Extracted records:
· · · · · · ·
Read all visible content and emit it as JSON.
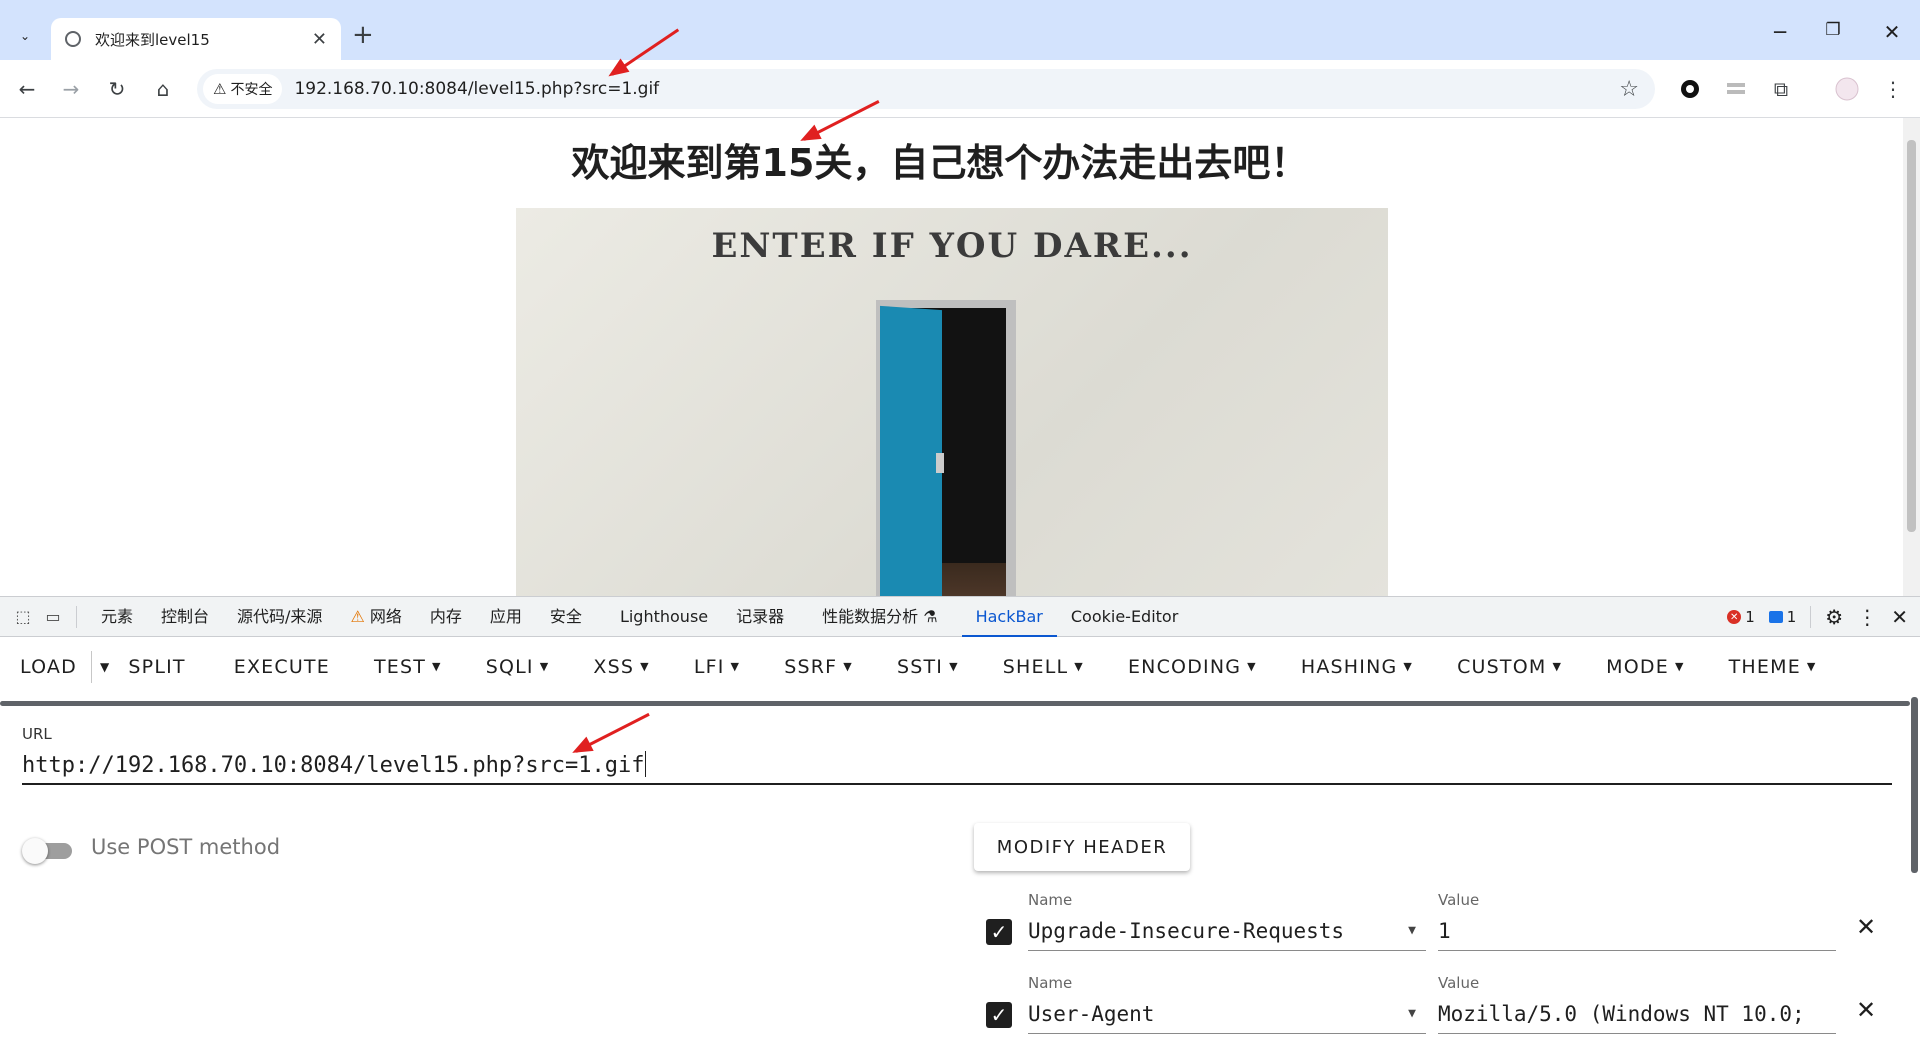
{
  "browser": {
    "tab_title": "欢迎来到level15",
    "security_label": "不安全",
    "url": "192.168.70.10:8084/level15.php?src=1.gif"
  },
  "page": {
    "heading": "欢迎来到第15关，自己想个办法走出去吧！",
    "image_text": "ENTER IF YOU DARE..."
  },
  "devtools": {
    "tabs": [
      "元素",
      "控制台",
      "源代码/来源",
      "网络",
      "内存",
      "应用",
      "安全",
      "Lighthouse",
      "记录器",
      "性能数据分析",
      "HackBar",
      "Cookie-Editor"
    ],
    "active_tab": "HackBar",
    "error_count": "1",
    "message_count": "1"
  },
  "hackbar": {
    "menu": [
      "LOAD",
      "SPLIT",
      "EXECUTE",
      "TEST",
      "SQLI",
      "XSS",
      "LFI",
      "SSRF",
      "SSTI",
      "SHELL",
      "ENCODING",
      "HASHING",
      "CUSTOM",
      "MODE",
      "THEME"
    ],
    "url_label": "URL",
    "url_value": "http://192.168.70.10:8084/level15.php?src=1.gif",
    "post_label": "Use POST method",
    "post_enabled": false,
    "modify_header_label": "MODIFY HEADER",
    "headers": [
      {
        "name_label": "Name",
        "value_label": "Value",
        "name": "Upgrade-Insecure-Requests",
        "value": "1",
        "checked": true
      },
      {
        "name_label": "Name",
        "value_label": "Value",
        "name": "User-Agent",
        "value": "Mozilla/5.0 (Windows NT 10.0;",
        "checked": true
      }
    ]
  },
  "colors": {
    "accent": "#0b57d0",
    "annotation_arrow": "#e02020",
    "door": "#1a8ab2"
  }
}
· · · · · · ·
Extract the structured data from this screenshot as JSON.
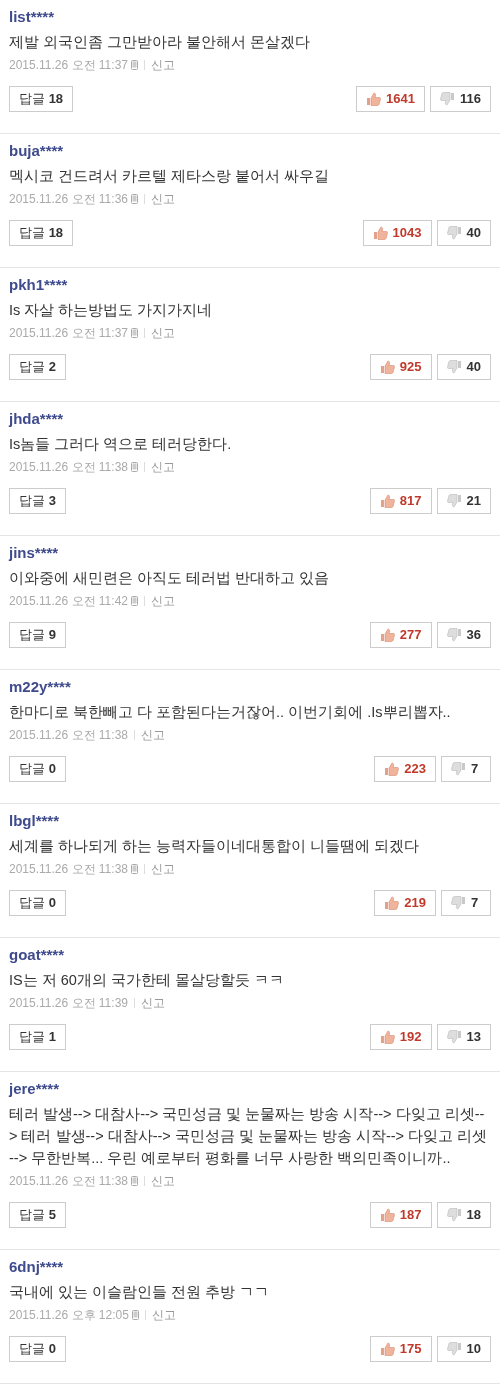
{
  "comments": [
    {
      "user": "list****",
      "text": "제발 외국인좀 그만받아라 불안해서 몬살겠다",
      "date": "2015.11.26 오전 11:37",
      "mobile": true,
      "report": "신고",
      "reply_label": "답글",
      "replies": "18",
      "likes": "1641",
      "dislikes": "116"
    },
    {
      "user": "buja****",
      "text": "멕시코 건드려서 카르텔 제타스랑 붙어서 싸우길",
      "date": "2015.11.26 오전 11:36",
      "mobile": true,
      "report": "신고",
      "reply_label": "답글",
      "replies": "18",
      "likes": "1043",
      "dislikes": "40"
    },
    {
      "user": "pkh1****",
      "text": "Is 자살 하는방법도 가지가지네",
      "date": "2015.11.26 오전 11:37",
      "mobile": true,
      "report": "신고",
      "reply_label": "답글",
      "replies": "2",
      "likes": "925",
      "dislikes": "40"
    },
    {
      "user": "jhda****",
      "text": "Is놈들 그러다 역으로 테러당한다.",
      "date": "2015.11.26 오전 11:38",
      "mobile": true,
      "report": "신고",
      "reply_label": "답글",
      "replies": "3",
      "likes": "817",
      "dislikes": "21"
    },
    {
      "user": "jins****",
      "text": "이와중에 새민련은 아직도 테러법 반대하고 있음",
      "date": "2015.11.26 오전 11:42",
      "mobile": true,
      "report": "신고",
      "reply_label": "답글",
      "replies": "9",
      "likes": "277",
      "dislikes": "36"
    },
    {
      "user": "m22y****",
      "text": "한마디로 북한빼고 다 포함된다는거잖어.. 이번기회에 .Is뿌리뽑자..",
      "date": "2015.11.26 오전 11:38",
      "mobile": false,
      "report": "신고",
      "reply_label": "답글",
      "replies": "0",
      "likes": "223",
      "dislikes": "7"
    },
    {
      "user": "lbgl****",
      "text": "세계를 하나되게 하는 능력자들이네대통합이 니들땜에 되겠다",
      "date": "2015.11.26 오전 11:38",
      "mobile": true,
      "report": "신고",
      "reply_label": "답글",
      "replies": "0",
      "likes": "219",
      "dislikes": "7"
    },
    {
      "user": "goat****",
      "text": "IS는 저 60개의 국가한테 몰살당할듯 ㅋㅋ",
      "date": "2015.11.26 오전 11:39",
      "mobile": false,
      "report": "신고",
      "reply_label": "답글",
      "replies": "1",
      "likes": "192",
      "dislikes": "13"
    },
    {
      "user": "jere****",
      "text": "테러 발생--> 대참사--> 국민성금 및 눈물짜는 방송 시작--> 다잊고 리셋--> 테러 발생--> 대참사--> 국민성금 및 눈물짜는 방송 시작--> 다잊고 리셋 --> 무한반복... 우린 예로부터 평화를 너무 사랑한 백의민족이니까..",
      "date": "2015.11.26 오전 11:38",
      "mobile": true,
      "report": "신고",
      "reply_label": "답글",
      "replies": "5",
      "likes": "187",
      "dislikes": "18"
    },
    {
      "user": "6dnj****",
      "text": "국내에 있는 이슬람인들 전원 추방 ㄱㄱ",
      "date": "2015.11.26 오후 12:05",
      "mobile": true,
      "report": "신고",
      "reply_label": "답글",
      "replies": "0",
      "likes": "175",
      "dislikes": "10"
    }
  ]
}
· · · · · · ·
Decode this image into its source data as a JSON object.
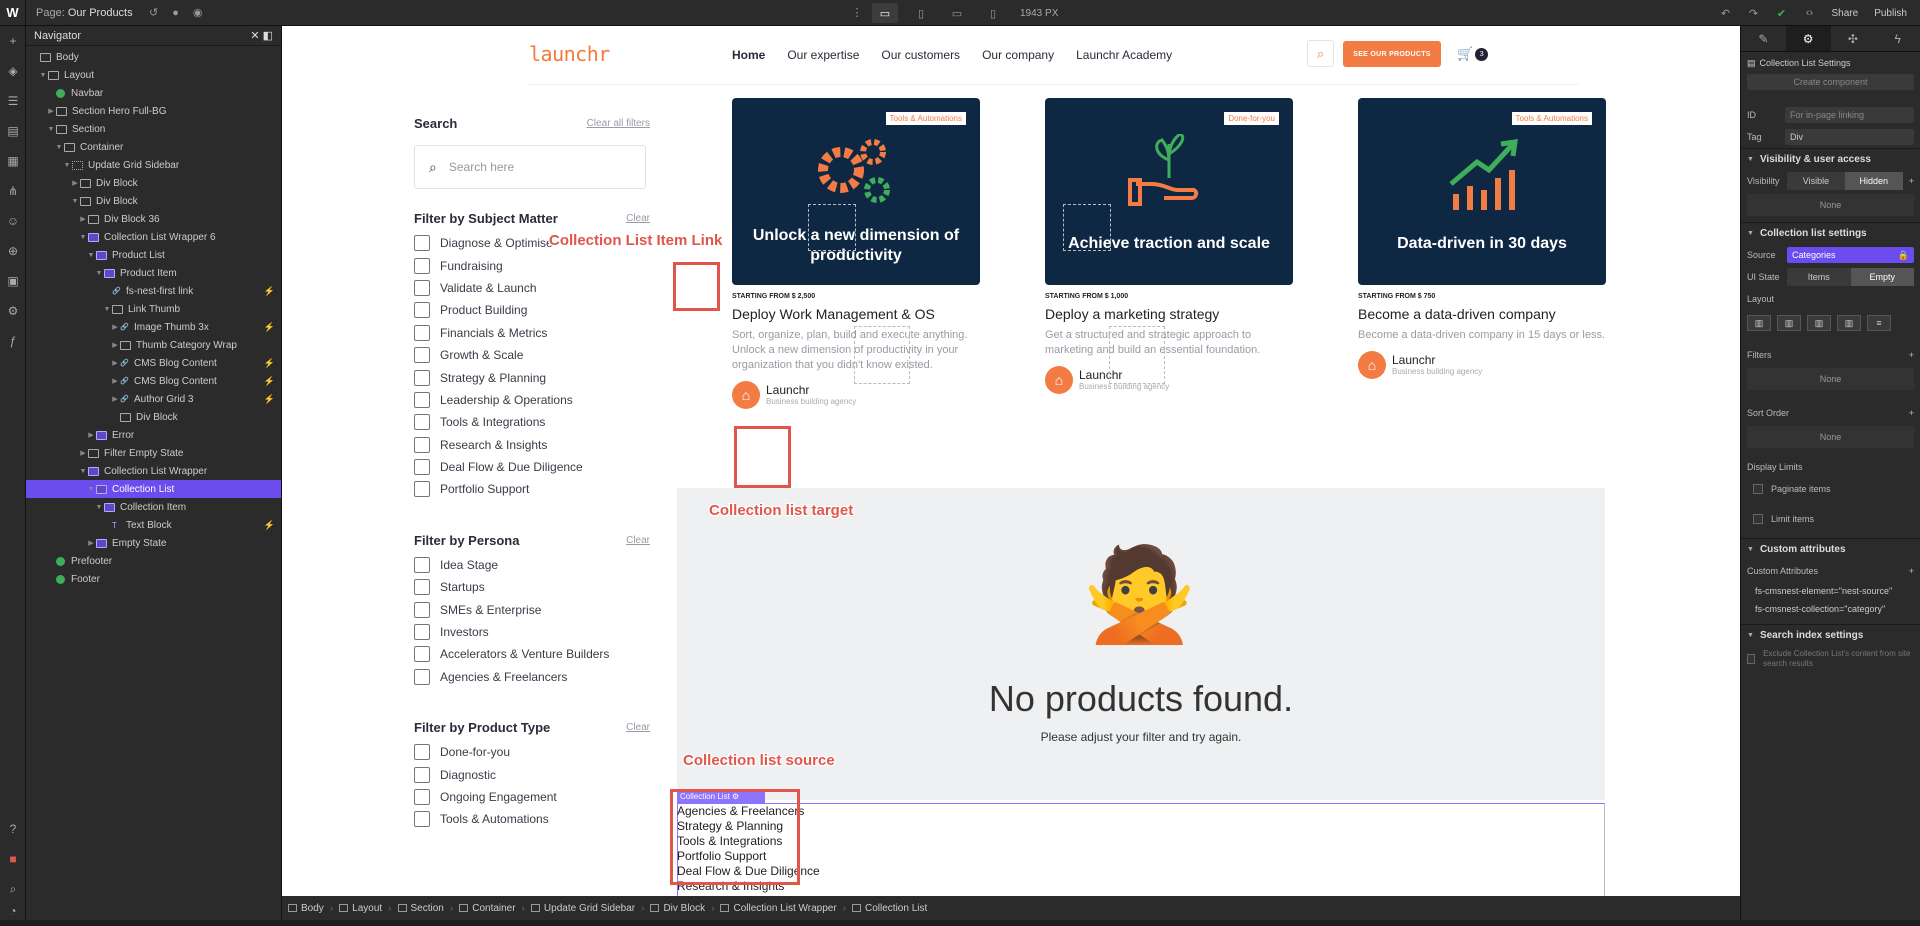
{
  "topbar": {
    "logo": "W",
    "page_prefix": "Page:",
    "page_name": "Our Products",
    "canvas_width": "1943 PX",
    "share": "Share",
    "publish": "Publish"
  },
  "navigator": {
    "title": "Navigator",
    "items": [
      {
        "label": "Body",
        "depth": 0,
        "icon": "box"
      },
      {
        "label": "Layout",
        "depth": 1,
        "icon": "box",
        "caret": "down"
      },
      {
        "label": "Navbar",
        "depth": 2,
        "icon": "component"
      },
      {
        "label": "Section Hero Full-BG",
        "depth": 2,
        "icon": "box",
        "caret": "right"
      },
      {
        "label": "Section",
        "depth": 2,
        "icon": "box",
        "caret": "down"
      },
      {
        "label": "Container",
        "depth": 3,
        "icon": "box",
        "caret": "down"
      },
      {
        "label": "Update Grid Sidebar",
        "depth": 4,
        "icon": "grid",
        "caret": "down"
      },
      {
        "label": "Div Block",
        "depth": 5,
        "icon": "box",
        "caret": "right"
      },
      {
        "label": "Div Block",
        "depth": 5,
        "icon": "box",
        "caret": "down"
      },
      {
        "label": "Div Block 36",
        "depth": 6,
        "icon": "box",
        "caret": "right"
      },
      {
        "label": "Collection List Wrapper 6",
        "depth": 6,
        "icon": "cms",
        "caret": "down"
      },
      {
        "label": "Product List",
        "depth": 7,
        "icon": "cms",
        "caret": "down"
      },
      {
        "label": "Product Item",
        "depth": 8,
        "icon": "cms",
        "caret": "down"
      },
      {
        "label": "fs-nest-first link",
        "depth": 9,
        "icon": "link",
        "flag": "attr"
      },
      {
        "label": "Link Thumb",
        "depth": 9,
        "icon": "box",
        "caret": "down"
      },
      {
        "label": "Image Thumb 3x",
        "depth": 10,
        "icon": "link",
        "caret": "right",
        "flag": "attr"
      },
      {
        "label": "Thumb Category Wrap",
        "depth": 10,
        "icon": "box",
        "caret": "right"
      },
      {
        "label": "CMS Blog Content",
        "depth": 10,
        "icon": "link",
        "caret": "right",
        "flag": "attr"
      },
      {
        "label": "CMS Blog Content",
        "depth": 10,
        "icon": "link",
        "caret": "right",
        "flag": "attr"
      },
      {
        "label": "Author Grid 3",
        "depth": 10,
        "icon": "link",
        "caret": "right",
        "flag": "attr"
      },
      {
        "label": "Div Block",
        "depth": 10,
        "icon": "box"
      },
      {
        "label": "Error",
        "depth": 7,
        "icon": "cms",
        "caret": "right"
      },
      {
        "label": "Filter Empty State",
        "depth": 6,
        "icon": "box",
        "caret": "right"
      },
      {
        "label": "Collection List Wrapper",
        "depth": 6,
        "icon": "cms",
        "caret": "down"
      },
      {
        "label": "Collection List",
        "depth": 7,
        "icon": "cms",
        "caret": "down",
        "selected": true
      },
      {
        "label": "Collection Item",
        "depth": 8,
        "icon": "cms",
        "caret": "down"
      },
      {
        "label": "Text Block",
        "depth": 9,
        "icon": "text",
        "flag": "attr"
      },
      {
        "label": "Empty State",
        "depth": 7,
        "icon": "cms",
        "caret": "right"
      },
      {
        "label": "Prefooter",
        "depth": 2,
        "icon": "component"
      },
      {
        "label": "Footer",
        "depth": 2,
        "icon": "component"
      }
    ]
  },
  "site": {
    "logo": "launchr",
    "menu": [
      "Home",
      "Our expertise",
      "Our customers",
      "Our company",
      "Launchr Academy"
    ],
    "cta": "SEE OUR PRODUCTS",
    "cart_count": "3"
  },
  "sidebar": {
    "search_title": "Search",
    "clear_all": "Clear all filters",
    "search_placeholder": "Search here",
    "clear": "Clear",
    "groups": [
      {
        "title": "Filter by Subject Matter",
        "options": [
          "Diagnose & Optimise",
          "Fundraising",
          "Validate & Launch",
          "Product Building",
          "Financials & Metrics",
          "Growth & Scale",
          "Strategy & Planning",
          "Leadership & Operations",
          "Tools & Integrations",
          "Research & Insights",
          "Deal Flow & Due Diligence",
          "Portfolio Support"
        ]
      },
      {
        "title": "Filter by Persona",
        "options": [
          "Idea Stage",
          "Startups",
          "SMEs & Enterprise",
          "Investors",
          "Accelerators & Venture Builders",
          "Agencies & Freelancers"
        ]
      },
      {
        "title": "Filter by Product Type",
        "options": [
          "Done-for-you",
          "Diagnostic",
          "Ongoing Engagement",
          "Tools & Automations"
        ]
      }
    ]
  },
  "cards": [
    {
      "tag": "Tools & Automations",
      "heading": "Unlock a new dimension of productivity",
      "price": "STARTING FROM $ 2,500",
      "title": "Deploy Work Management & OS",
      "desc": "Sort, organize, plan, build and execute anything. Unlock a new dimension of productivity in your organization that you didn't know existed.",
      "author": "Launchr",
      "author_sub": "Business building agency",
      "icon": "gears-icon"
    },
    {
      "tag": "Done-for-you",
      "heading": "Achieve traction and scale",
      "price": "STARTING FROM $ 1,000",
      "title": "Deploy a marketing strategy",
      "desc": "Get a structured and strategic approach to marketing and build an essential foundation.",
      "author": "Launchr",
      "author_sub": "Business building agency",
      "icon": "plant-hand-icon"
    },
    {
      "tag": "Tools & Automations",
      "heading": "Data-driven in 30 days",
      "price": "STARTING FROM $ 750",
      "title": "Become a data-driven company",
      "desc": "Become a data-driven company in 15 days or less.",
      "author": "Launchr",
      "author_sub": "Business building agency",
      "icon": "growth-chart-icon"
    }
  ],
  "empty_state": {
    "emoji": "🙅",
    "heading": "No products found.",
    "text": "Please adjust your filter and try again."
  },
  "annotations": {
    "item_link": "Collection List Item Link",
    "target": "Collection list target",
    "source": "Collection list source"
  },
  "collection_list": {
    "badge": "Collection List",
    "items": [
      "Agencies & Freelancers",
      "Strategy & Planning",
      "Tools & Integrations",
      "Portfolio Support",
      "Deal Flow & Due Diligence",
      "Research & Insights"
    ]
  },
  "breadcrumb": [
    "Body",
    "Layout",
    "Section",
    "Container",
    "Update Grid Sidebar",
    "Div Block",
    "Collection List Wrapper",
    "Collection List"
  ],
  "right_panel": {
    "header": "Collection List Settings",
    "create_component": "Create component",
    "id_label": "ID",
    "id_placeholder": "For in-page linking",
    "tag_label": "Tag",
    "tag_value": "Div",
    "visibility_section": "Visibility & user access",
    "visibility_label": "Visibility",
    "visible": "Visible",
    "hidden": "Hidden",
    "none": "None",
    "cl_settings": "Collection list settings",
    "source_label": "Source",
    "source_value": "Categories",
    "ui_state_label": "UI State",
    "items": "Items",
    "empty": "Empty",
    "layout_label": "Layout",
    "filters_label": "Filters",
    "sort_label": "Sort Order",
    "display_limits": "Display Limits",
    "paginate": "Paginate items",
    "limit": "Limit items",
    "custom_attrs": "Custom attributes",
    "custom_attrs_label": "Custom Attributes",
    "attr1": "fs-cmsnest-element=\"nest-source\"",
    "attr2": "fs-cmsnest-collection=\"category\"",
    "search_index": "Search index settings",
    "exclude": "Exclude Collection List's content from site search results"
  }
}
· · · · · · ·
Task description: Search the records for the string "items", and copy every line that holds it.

Answer to this exercise:
    "items": [
    "items": [
    "items": "Items",
    "paginate": "Paginate items",
    "limit": "Limit items",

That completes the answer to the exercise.